▸ The problem:
Where a line in the records below includes "data", pull that line out.

▸ The records:
=== Begin Enclosure ===
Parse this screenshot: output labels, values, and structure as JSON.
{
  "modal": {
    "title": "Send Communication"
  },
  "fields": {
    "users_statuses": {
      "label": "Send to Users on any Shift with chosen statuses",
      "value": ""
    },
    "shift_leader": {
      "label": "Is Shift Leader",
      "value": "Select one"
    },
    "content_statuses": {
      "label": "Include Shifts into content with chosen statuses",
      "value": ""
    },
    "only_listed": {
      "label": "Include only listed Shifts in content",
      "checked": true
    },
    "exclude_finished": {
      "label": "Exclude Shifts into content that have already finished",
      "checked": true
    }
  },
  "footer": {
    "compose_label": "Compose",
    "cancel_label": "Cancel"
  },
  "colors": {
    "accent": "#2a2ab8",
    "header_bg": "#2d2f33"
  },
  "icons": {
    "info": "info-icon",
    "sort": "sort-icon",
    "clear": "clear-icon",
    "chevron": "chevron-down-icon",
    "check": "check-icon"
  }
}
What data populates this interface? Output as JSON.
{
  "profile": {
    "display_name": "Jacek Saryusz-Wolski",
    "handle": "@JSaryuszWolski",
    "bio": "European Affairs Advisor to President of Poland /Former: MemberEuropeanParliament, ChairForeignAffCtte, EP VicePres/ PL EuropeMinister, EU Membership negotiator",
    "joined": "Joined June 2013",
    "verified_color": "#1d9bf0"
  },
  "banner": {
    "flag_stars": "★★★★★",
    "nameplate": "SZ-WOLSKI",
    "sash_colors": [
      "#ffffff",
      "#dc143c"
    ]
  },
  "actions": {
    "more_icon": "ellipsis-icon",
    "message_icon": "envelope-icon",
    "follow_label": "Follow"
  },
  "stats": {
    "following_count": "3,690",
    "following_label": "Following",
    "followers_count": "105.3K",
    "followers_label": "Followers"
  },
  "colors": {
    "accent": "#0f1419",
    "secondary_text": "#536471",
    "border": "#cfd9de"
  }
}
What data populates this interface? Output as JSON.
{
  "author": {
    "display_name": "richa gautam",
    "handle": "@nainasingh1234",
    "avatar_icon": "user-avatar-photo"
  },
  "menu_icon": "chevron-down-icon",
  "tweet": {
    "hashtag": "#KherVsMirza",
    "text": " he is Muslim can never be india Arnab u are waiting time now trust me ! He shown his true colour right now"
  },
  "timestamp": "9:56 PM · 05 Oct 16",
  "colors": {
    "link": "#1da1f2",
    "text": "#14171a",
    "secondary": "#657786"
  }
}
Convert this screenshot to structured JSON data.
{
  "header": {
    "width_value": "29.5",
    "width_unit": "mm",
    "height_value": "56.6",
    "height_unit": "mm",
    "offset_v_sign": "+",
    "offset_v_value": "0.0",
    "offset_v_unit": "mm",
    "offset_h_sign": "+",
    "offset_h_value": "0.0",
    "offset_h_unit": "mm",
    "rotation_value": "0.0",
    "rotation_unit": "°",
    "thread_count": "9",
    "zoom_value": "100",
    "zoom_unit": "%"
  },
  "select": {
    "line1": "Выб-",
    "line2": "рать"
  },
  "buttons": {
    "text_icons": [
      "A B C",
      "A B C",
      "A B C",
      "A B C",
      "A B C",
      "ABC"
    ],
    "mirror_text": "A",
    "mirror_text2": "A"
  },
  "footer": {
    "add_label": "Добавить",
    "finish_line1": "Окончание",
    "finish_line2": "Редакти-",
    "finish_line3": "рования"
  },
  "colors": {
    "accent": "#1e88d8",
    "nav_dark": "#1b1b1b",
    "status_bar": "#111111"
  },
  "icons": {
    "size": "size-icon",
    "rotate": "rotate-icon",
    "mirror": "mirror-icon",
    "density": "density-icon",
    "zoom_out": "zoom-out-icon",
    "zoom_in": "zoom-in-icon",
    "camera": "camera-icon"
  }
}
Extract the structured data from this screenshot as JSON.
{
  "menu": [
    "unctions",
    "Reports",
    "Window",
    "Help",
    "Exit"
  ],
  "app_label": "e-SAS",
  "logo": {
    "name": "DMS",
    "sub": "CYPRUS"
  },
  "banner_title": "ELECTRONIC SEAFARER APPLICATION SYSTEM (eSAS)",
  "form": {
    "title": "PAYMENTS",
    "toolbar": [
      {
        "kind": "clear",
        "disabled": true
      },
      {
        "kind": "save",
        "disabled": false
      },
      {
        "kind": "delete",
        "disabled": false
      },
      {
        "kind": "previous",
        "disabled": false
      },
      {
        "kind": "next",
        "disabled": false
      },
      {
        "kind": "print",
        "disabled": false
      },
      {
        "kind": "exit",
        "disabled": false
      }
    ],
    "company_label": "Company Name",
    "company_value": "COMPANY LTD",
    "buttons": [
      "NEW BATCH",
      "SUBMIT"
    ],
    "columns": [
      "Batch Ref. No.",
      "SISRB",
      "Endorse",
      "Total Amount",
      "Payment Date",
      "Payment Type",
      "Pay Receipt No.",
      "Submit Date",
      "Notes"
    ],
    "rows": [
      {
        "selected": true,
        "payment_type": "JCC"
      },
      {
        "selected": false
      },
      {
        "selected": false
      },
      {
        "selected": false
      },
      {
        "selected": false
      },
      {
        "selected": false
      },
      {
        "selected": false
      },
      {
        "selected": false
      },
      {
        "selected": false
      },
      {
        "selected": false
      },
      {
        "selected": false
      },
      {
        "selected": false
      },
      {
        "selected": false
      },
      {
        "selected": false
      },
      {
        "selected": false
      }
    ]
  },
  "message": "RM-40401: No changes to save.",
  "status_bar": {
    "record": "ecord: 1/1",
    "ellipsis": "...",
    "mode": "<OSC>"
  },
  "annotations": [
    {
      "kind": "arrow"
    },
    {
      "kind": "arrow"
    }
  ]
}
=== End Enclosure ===
▸ Response area:
What data populates this interface? Output as JSON.
What data populates this interface? Output as JSON.
Convert this screenshot to structured JSON data.
Extract the structured data from this screenshot as JSON.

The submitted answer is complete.